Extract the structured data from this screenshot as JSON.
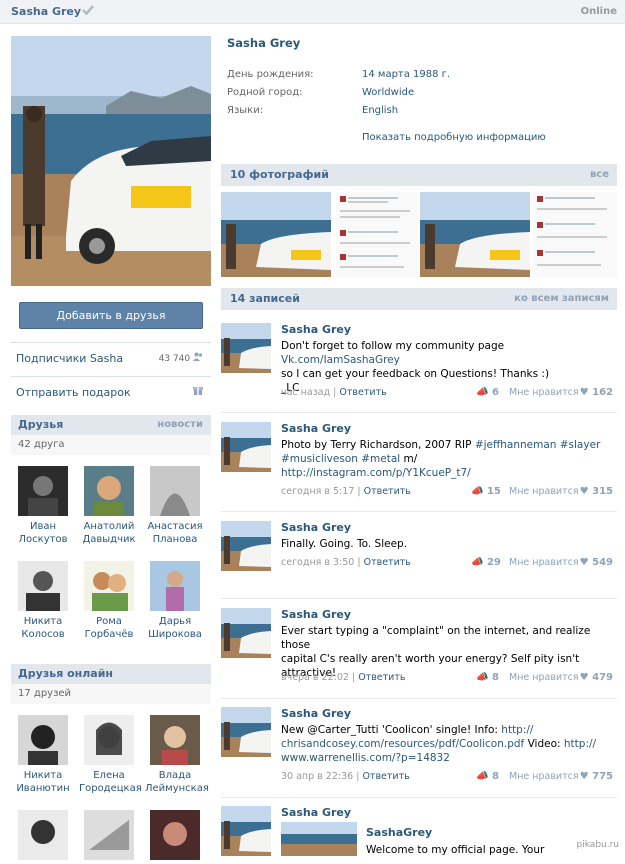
{
  "header": {
    "name": "Sasha Grey",
    "status": "Online"
  },
  "profile": {
    "name": "Sasha Grey",
    "info": [
      {
        "label": "День рождения:",
        "value": "14 марта 1988 г."
      },
      {
        "label": "Родной город:",
        "value": "Worldwide"
      },
      {
        "label": "Языки:",
        "value": "English"
      }
    ],
    "more_link": "Показать подробную информацию"
  },
  "left": {
    "add_friend": "Добавить в друзья",
    "subscribers_label": "Подписчики Sasha",
    "subscribers_count": "43 740",
    "gift_label": "Отправить подарок",
    "friends_title": "Друзья",
    "friends_news": "новости",
    "friends_count": "42 друга",
    "friends": [
      {
        "first": "Иван",
        "last": "Лоскутов"
      },
      {
        "first": "Анатолий",
        "last": "Давыдчик"
      },
      {
        "first": "Анастасия",
        "last": "Планова"
      },
      {
        "first": "Никита",
        "last": "Колосов"
      },
      {
        "first": "Рома",
        "last": "Горбачёв"
      },
      {
        "first": "Дарья",
        "last": "Широкова"
      }
    ],
    "online_title": "Друзья онлайн",
    "online_count": "17 друзей",
    "online": [
      {
        "first": "Никита",
        "last": "Иванютин"
      },
      {
        "first": "Елена",
        "last": "Городецкая"
      },
      {
        "first": "Влада",
        "last": "Леймунская"
      }
    ]
  },
  "photos": {
    "title": "10 фотографий",
    "all": "все"
  },
  "wall": {
    "title": "14 записей",
    "all": "ко всем записям",
    "like_label": "Мне нравится",
    "reply_label": "Ответить",
    "posts": [
      {
        "author": "Sasha Grey",
        "line1a": "Don't forget to follow my community page ",
        "line1b": "Vk.com/IamSashaGrey",
        "line2": "so I can get your feedback on Questions! Thanks :)",
        "line3": "_LC",
        "time": "час назад",
        "shares": "6",
        "likes": "162"
      },
      {
        "author": "Sasha Grey",
        "line1a": "Photo by Terry Richardson, 2007 RIP ",
        "line1b": "#jeffhanneman #slayer",
        "line2a": "#musicliveson #metal",
        "line2b": " m/",
        "line3": "http://instagram.com/p/Y1KcueP_t7/",
        "time": "сегодня в 5:17",
        "shares": "15",
        "likes": "315"
      },
      {
        "author": "Sasha Grey",
        "line1": "Finally. Going. To. Sleep.",
        "time": "сегодня в 3:50",
        "shares": "29",
        "likes": "549"
      },
      {
        "author": "Sasha Grey",
        "line1": "Ever start typing a \"complaint\" on the internet, and realize those",
        "line2": "capital C's really aren't worth your energy? Self pity isn't",
        "line3": "attractive!",
        "time": "вчера в 22:02",
        "shares": "8",
        "likes": "479"
      },
      {
        "author": "Sasha Grey",
        "line1a": "New @Carter_Tutti 'Coolicon' single! Info: ",
        "line1b": "http://",
        "line2a": "chrisandcosey.com/resources/pdf/Coolicon.pdf",
        "line2b": " Video: ",
        "line2c": "http://",
        "line3": "www.warrenellis.com/?p=14832",
        "time": "30 апр в 22:36",
        "shares": "8",
        "likes": "775"
      },
      {
        "author": "Sasha Grey",
        "repost_name": "SashaGrey",
        "repost_text": "Welcome to my official page. Your"
      }
    ]
  },
  "watermark": "pikabu.ru",
  "colors": {
    "link": "#2b587a",
    "header_bg": "#e1e7ed",
    "button": "#5e82a8"
  }
}
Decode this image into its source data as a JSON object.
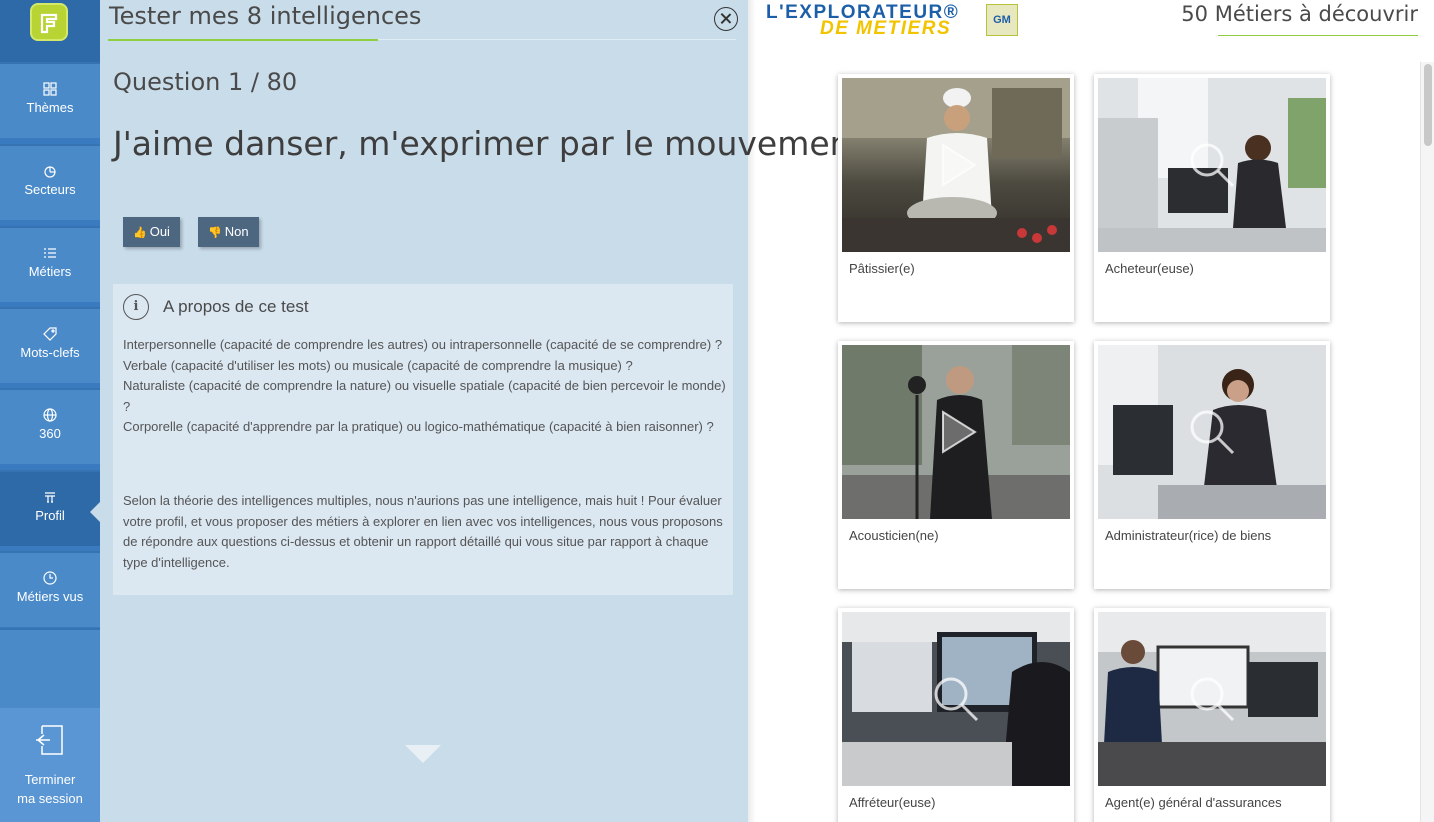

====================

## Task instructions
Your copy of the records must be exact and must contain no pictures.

## Reply to the exercise
Extract the structured data from this screenshot as JSON.
{
  "header": {
    "name": "Sasha Grey",
    "status": "Online"
  },
  "profile": {
    "name": "Sasha Grey",
    "info": [
      {
        "label": "День рождения:",
        "value": "14 марта 1988 г."
      },
      {
        "label": "Родной город:",
        "value": "Worldwide"
      },
      {
        "label": "Языки:",
        "value": "English"
      }
    ],
    "more_link": "Показать подробную информацию"
  },
  "left": {
    "add_friend": "Добавить в друзья",
    "subscribers_label": "Подписчики Sasha",
    "subscribers_count": "43 740",
    "gift_label": "Отправить подарок",
    "friends_title": "Друзья",
    "friends_news": "новости",
    "friends_count": "42 друга",
    "friends": [
      {
        "first": "Иван",
        "last": "Лоскутов"
      },
      {
        "first": "Анатолий",
        "last": "Давыдчик"
      },
      {
        "first": "Анастасия",
        "last": "Планова"
      },
      {
        "first": "Никита",
        "last": "Колосов"
      },
      {
        "first": "Рома",
        "last": "Горбачёв"
      },
      {
        "first": "Дарья",
        "last": "Широкова"
      }
    ],
    "online_title": "Друзья онлайн",
    "online_count": "17 друзей",
    "online": [
      {
        "first": "Никита",
        "last": "Иванютин"
      },
      {
        "first": "Елена",
        "last": "Городецкая"
      },
      {
        "first": "Влада",
        "last": "Леймунская"
      }
    ]
  },
  "photos": {
    "title": "10 фотографий",
    "all": "все"
  },
  "wall": {
    "title": "14 записей",
    "all": "ко всем записям",
    "like_label": "Мне нравится",
    "reply_label": "Ответить",
    "posts": [
      {
        "author": "Sasha Grey",
        "line1a": "Don't forget to follow my community page ",
        "line1b": "Vk.com/IamSashaGrey",
        "line2": "so I can get your feedback on Questions! Thanks :)",
        "line3": "_LC",
        "time": "час назад",
        "shares": "6",
        "likes": "162"
      },
      {
        "author": "Sasha Grey",
        "line1a": "Photo by Terry Richardson, 2007 RIP ",
        "line1b": "#jeffhanneman #slayer",
        "line2a": "#musicliveson #metal",
        "line2b": " m/",
        "line3": "http://instagram.com/p/Y1KcueP_t7/",
        "time": "сегодня в 5:17",
        "shares": "15",
        "likes": "315"
      },
      {
        "author": "Sasha Grey",
        "line1": "Finally. Going. To. Sleep.",
        "time": "сегодня в 3:50",
        "shares": "29",
        "likes": "549"
      },
      {
        "author": "Sasha Grey",
        "line1": "Ever start typing a \"complaint\" on the internet, and realize those",
        "line2": "capital C's really aren't worth your energy? Self pity isn't",
        "line3": "attractive!",
        "time": "вчера в 22:02",
        "shares": "8",
        "likes": "479"
      },
      {
        "author": "Sasha Grey",
        "line1a": "New @Carter_Tutti 'Coolicon' single! Info: ",
        "line1b": "http://",
        "line2a": "chrisandcosey.com/resources/pdf/Coolicon.pdf",
        "line2b": " Video: ",
        "line2c": "http://",
        "line3": "www.warrenellis.com/?p=14832",
        "time": "30 апр в 22:36",
        "shares": "8",
        "likes": "775"
      },
      {
        "author": "Sasha Grey",
        "repost_name": "SashaGrey",
        "repost_text": "Welcome to my official page. Your"
      }
    ]
  },
  "watermark": "pikabu.ru",
  "colors": {
    "link": "#2b587a",
    "header_bg": "#e1e7ed",
    "button": "#5e82a8"
  }
}
Decode this image into its source data as a JSON object.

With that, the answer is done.